Billions of dollars are spent each year on noise and sound insulation. Whether it’s automotive engineers seeking to reduce road noise on board vehicles, architects reducing noise pollution in buildings or chemical manufacturing companies protecting a workforce from excessive noise, the cost is huge both in terms of finance and time.

But however much we try, sound is all around us. Even in the quietest of environments sounds are emitted through particle movement. But what if that background noise tells a story?

A person with good hearing can detect sounds in the frequency range of 20 Hertz and 20,000 hertz (20KHz). But many naturally occurring sounds fall outside this frequency range and are therefore inaudible to humans. An electric circuit in operation, for example, might be emitting electrical discharge with an associated sound frequency considerably higher than 20KHz, thus seemingly silent to the human ear. Electrical partial discharge can generate acoustic emission signals from 20KHz to more than 100KHz.

But the frequency is not the only factor that needs consideration. Imagine a compressed air system with a complex array of air lines and associated joints. If a significant leak has occurred, often the first signal to an observer is the sound of the compressed air or gas leaking through the faulty joint. However, if the leak is extremely small the amount of noise can be inaudible to the human ear and hence go undetected. Another problem associated with compressed air systems is that the air transfer lines are often elevated several metres above the ground to avoid obstruction in the main construction area. This means that even if the air leak is audible on close inspection, the distance from the operator means it often goes unnoticed for a long time.

At this point you may be saying, “so what? What if there are a number of small air leaks in my compressed air system?” A well-known compressor manufacturer has estimated that the average leakage rate is about 25% with some plants losing about 80% of their compressed air through leaks.

The obvious ramification of air leaks is energy use. The majority of European manufacturers have faced huge energy increases in recent years and are seeking to reduce electricity consumption. Even very small leaks can amount to a significant monetary loss over a prolonged period. Many companies simply increase the operating pressure of the compressor to compensate for leaks, but this simply accentuates the problem as more gas leaks under the higher pressure, further increasing the electricity use and hence hurting the bottom line.

Whilst repairing these leaks is relatively simple, they often go undetected for many months given the often obscure and remote locations coupled with the extremely low level sounds emanating from the problematic air lines.

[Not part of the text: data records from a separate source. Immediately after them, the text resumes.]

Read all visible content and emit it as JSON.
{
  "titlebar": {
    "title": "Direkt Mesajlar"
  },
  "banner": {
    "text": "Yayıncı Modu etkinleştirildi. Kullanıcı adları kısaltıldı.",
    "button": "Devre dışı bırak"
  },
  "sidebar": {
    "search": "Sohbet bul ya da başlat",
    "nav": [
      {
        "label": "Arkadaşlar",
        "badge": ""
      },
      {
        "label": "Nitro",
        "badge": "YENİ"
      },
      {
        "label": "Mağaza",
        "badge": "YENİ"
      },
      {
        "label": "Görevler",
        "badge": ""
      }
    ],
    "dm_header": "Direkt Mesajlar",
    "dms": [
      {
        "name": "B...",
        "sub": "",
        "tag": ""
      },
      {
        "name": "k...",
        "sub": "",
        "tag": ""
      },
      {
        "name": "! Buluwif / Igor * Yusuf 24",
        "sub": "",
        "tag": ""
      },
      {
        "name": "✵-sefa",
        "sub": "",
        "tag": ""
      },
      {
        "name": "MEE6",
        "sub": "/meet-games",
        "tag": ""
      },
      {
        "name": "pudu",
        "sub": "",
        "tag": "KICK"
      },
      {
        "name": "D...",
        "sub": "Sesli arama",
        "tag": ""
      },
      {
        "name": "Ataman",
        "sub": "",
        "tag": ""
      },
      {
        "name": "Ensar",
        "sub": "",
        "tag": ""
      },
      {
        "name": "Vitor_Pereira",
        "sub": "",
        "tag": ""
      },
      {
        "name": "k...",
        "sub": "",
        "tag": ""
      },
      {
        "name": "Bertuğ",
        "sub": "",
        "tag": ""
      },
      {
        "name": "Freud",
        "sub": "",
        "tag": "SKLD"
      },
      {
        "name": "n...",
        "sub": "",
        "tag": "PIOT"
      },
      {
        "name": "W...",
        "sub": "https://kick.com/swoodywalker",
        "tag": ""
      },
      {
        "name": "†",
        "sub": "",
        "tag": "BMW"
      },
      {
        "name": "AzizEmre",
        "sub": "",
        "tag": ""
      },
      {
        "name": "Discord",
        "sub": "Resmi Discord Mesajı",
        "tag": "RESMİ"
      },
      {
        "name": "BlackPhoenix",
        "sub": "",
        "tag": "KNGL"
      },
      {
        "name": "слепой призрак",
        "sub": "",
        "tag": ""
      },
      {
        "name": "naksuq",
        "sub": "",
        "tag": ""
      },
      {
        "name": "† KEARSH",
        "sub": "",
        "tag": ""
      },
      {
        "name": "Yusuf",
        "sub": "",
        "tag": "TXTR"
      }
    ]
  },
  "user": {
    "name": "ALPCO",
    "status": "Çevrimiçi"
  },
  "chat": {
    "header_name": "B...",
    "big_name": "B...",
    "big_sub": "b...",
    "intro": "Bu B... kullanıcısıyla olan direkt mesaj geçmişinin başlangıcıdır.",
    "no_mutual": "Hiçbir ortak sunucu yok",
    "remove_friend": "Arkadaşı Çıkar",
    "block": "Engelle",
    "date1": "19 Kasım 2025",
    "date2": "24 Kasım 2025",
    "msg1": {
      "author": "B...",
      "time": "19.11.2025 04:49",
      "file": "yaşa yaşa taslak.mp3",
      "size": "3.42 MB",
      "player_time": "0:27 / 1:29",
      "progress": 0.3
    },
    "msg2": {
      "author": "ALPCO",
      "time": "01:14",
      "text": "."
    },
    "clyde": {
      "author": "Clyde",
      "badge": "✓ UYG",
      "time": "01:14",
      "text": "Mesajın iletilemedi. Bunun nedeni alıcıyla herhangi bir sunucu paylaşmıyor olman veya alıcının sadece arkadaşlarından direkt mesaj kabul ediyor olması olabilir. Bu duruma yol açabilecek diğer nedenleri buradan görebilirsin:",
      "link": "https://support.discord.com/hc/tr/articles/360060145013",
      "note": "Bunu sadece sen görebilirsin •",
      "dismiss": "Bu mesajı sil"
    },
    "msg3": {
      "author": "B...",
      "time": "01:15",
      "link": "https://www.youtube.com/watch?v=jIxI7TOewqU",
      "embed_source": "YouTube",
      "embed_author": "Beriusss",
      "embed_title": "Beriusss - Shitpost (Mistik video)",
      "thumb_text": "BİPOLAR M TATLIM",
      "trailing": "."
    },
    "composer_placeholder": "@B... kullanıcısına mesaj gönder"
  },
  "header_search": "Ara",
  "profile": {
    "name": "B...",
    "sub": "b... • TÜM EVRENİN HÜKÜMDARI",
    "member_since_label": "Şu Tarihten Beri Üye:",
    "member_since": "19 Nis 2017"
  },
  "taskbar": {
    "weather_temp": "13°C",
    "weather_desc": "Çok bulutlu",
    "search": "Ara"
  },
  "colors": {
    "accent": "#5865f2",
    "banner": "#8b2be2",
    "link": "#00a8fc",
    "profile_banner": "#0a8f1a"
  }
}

Imagine a solution in the form of an instrument containing not one but one hundred and twenty-four separate, highly sensitive microphones capable of detecting the slightest of sounds at several hundred feet and you have the Si124 acoustic camera from FLIR.

Introduced in 2021 the camera has been widely used across the globe to detect the slightest of leaks in compressed gas systems including large pneumatic assemblies and refrigerant gas systems too, saving industry millions of dollars in energy use, operational efficiency and unscheduled downtime.

The wide frequency range of the FLIR Si124 of 2 -65kHz means it can not only be used to detect faults on compressed lines but also used to detect electrical discharge. Unsurprisingly power generation companies, rail operators, and virtually any company utilizing high voltage systems have found the FLIR Si124 to be an invaluable piece of equipment, important not only in reducing maintenance on high voltage systems but in ensuring safety for employees and contractors.

When unboxing the FLIR Si124 Acoustic Imaging Camera the first thing any observer will notice is the lightweight nature of the unit, making extensive inspections effortless. The 124 microphones work together to produce a precise acoustic image that visually conveys ultrasonic information even in environments with loud background noises. Working in real time, the acoustic image is transposed to the screen on top of a visual image taken by the onboard digital camera allowing the operator to accurately pinpoint the source of the problem in an instant, meaning inspections can be carried out in a fraction of the time taken using traditional methods. The operator then utilises the FLIR Si124 Acoustic Camera Viewer cloud service to save images to the cloud after their capture, and to create reports for repair work orders. The system not only allows access to the stored images but to the associated sound files for a much deeper analysis and classification of problems.

The 100 meters+ detection range of the FLIR Si124 camera overcomes the problem of in-accessible and restricted areas. Even at these large distances the camera is capable of producing pin-sharp images allowing the user to identify exact problematic areas even against complex backgrounds. At close ranges, the improved sensitivity of the new camera really comes into it’s own; at 65kHz the high sensitivity is capable of detecting the tiniest of leaks.

The high definition colour screen is easy to read even in the most challenging of environments. Not only is the air or gas leak clearly located, by programming various variables on the camera it automatically calculates the annual financial loss caused by the air leak. This figure is displayed on the screen, providing an immediate quantifiable monetary value.

With the FLIR Si124 Acoustic Imaging Camera detecting the sound of silence has never been easier.

For more information contact your local FLIR agent or distributor.